At the MOL Group’s Danube refinery in Százhalombatta, Hungary, FDT has been in use for 10 years specifically for device diagnostics. The FDT rollout in 2005 was initiated to solve a problem related to the refinery’s computerized maintenance management system (CMMS), which was not delivering signals, indicating a problem in the field. It was then that the company overhauled its CMMS with a new asset management system that created an online diagnostic system in which control valves and instrument devices send signals directly over HART and Foundation Fieldbus to plant maintenance systems and the three different DCSs in the refinery. “We have completely integrated systems, not for the whole refinery, but for the critical devices in the field which send signals that drive notifications,” says Gábor Bereznai, head of control and electrical engineering at MOL’s Danube refinery. “We use DTM to dig deep into the problems.”
When things are not behaving properly with an instrument or a device, the DTM can indicate that something is not right and provide a list of possible causes.
For example, when the pressure control was slow on one distillation column, it led to the assumption that a valve was stuck and in need of removal and repair. But technicians used device diagnostic data to interrogate the valve and find current-to-pneumatic damage in the intelligent positioner, but not the whole valve. The fix took 30 minutes of work and saved the plant at least two days of unscheduled downtime, which could have been a loss of several hundred thousand dollars.
“The real function of the system is to avoid breakdowns and slowdowns,” Bereznai says.
It is also good for preventive maintenance. Before online device diagnostics, the MOL team would automatically repair or replace about 60 percent of the control valves during a scheduled maintenance shutdown, but some valves were likely removed unnecessarily.
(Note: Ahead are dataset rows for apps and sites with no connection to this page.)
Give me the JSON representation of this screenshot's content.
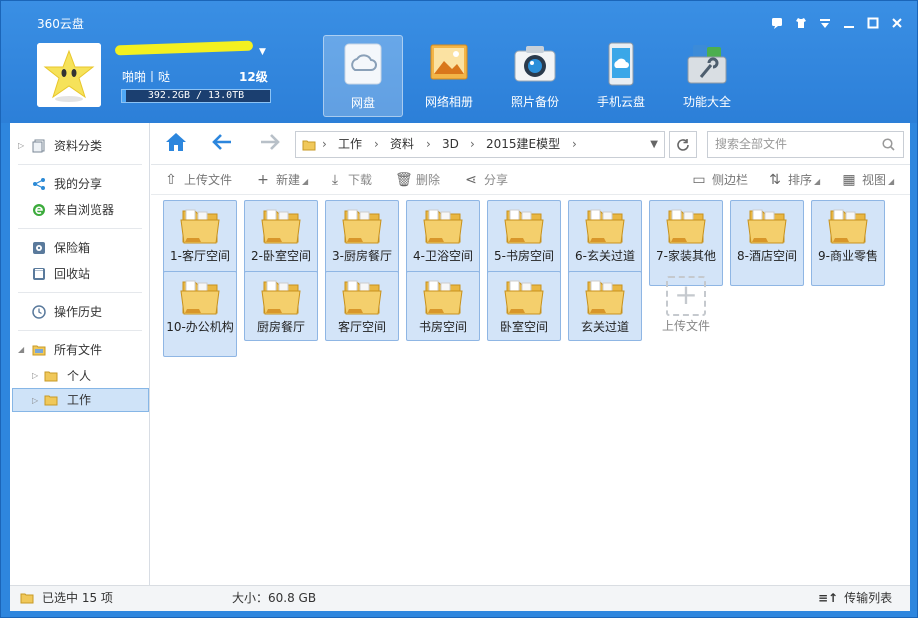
{
  "app": {
    "title": "360云盘"
  },
  "user": {
    "nickname": "啪啪丨哒",
    "level": "12级",
    "quota_text": "392.2GB / 13.0TB",
    "quota_fraction": 0.029
  },
  "nav": {
    "items": [
      {
        "label": "网盘",
        "icon": "cloud-disk-icon",
        "active": true
      },
      {
        "label": "网络相册",
        "icon": "photo-album-icon",
        "active": false
      },
      {
        "label": "照片备份",
        "icon": "camera-icon",
        "active": false
      },
      {
        "label": "手机云盘",
        "icon": "phone-icon",
        "active": false
      },
      {
        "label": "功能大全",
        "icon": "toolbox-icon",
        "active": false
      }
    ]
  },
  "sidebar": {
    "items": [
      {
        "label": "资料分类",
        "icon": "documents-icon"
      },
      {
        "label": "我的分享",
        "icon": "share-icon"
      },
      {
        "label": "来自浏览器",
        "icon": "browser-icon"
      },
      {
        "label": "保险箱",
        "icon": "safe-icon"
      },
      {
        "label": "回收站",
        "icon": "recycle-bin-icon"
      },
      {
        "label": "操作历史",
        "icon": "history-icon"
      },
      {
        "label": "所有文件",
        "icon": "folder-icon"
      },
      {
        "label": "个人",
        "icon": "folder-icon"
      },
      {
        "label": "工作",
        "icon": "folder-icon"
      }
    ]
  },
  "address": {
    "crumbs": [
      "工作",
      "资料",
      "3D",
      "2015建E模型"
    ],
    "search_placeholder": "搜索全部文件"
  },
  "toolbar": {
    "upload": "上传文件",
    "new": "新建",
    "download": "下载",
    "delete": "删除",
    "share": "分享",
    "sidebar": "侧边栏",
    "sort": "排序",
    "view": "视图"
  },
  "files": [
    "1-客厅空间",
    "2-卧室空间",
    "3-厨房餐厅",
    "4-卫浴空间",
    "5-书房空间",
    "6-玄关过道",
    "7-家装其他",
    "8-酒店空间",
    "9-商业零售",
    "10-办公机构",
    "厨房餐厅",
    "客厅空间",
    "书房空间",
    "卧室空间",
    "玄关过道"
  ],
  "upload_tile": {
    "label": "上传文件"
  },
  "status": {
    "selected": "已选中 15 项",
    "size": "大小：60.8 GB",
    "transfer": "传输列表"
  },
  "colors": {
    "header": "#2e86de",
    "tile_bg": "#d3e4f8",
    "tile_border": "#8fb6e4"
  }
}
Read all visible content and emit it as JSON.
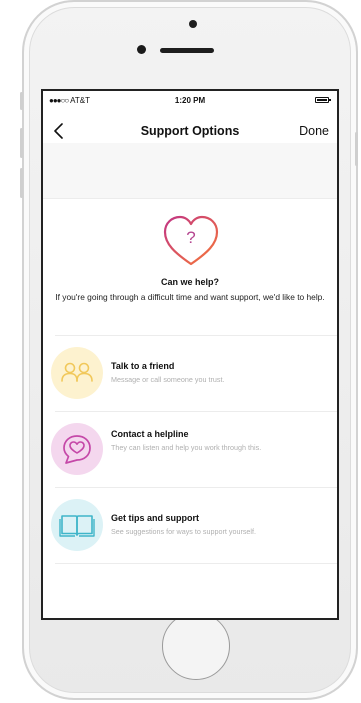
{
  "status_bar": {
    "carrier": "AT&T",
    "time": "1:20 PM"
  },
  "nav": {
    "back_icon": "chevron-left-icon",
    "title": "Support Options",
    "done_label": "Done"
  },
  "help": {
    "heart_glyph": "?",
    "title": "Can we help?",
    "description": "If you're going through a difficult time and want support, we'd like to help."
  },
  "options": [
    {
      "icon": "two-friends-icon",
      "title": "Talk to a friend",
      "subtitle": "Message or call someone you trust.",
      "icon_color": "#f1c85a",
      "bg_color": "#fdf2cf"
    },
    {
      "icon": "chat-heart-icon",
      "title": "Contact a helpline",
      "subtitle": "They can listen and help you work through this.",
      "icon_color": "#c548a8",
      "bg_color": "#f4d7ee"
    },
    {
      "icon": "open-book-icon",
      "title": "Get tips and support",
      "subtitle": "See suggestions for ways to support yourself.",
      "icon_color": "#3fb5c9",
      "bg_color": "#dcf2f6"
    }
  ],
  "colors": {
    "heart_gradient_start": "#c13584",
    "heart_gradient_end": "#f77737"
  }
}
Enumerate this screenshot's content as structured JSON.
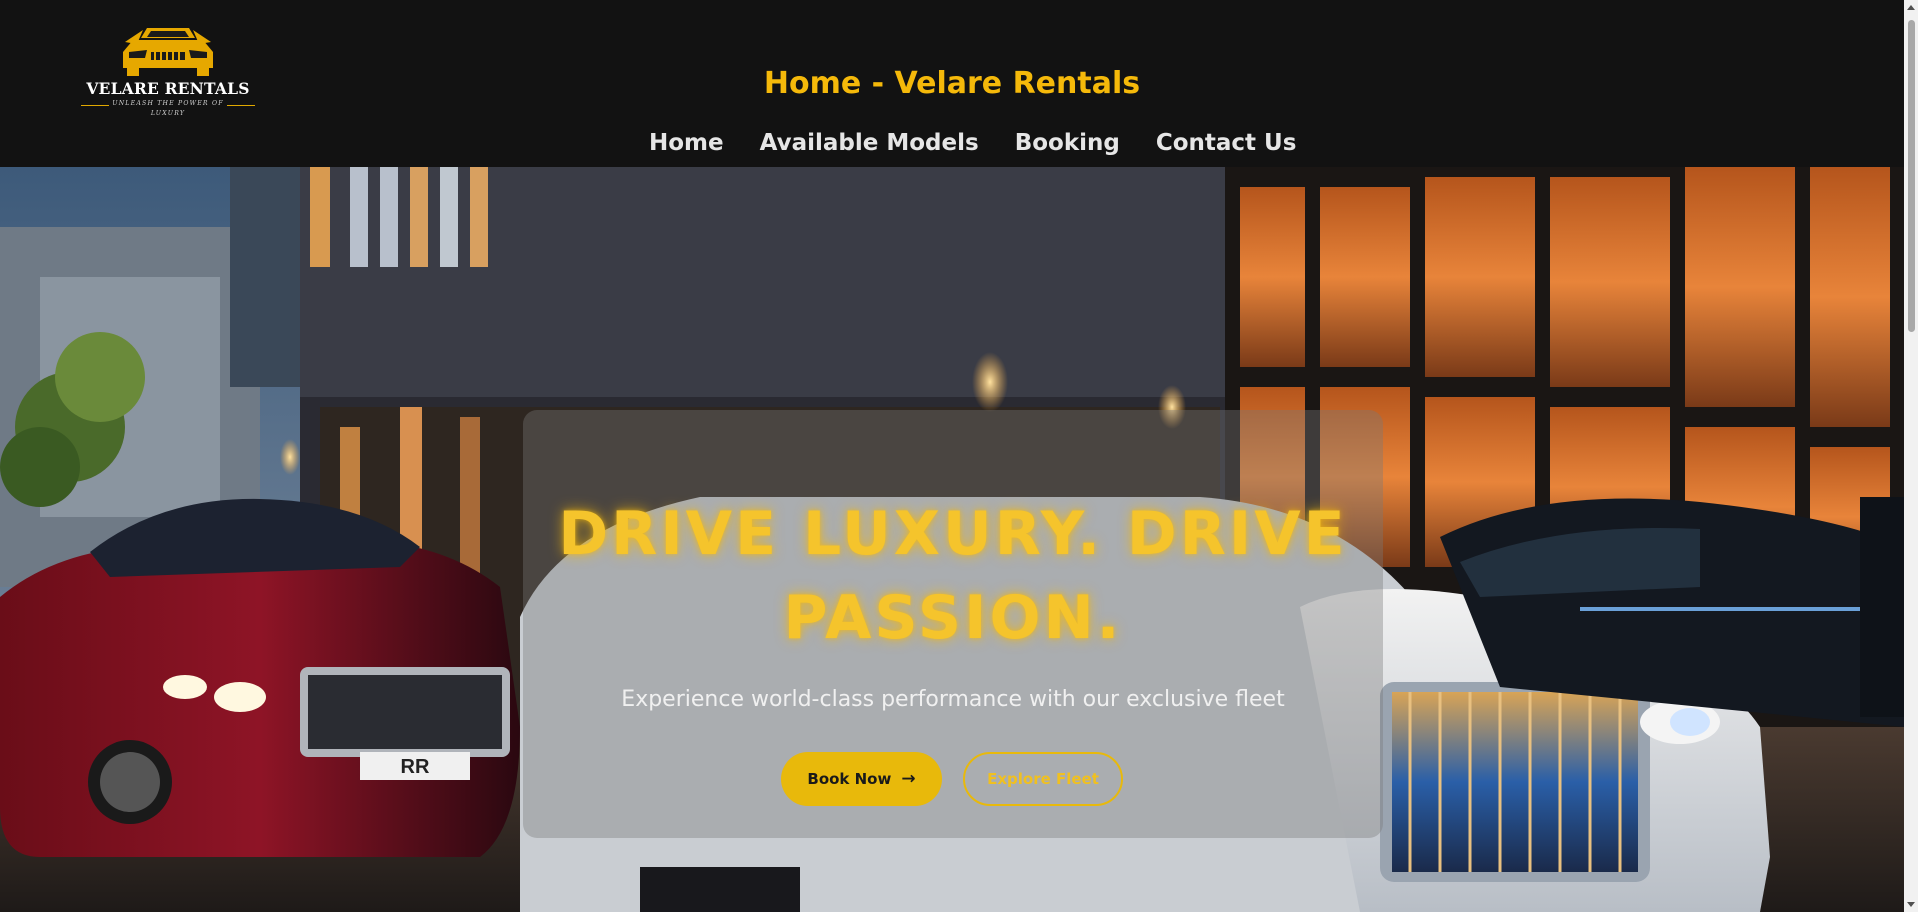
{
  "brand": {
    "name": "VELARE RENTALS",
    "tagline": "UNLEASH THE POWER OF LUXURY",
    "logo_icon": "luxury-car-front-icon",
    "accent_color": "#f5b90a"
  },
  "header": {
    "title": "Home - Velare Rentals"
  },
  "nav": {
    "items": [
      {
        "label": "Home"
      },
      {
        "label": "Available Models"
      },
      {
        "label": "Booking"
      },
      {
        "label": "Contact Us"
      }
    ]
  },
  "hero": {
    "headline": "DRIVE LUXURY. DRIVE PASSION.",
    "subheadline": "Experience world-class performance with our exclusive fleet",
    "primary_button": "Book Now",
    "primary_button_icon": "arrow-right-icon",
    "secondary_button": "Explore Fleet",
    "background": "luxury cars parked outside a lit building at dusk",
    "license_plate": "RR"
  }
}
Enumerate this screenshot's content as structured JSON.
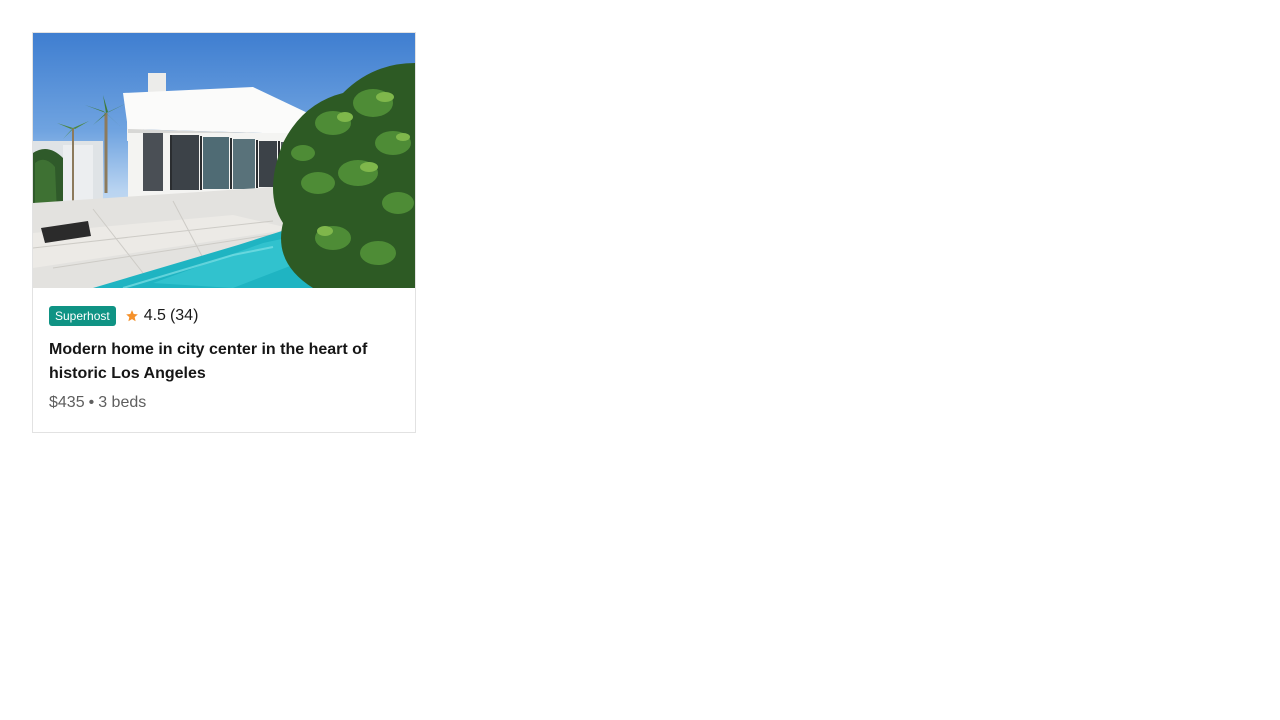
{
  "listing": {
    "badge": "Superhost",
    "rating": "4.5",
    "review_count": "(34)",
    "title": "Modern home in city center in the heart of historic Los Angeles",
    "price": "$435",
    "separator": "•",
    "beds": "3 beds",
    "photo_subject": "modern white villa with pool and palm trees"
  },
  "colors": {
    "badge_bg": "#0f9384",
    "star": "#f5912a",
    "title_text": "#161616",
    "meta_text": "#5e5e5e",
    "card_border": "#e2e2e2"
  },
  "icons": {
    "star": "star-icon"
  }
}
Having a better handle on valve performance means pulling fewer valves at turnaround time, reducing maintenance costs. “Ten years ago, we pulled all of the valves,” Bereznai says. “Now, we pull two dozen instead of 200, saving $20,000 to $70,000 per turnaround.”
A substantial savings—all from a deep-seated, and slightly misunderstood, standard called FDT.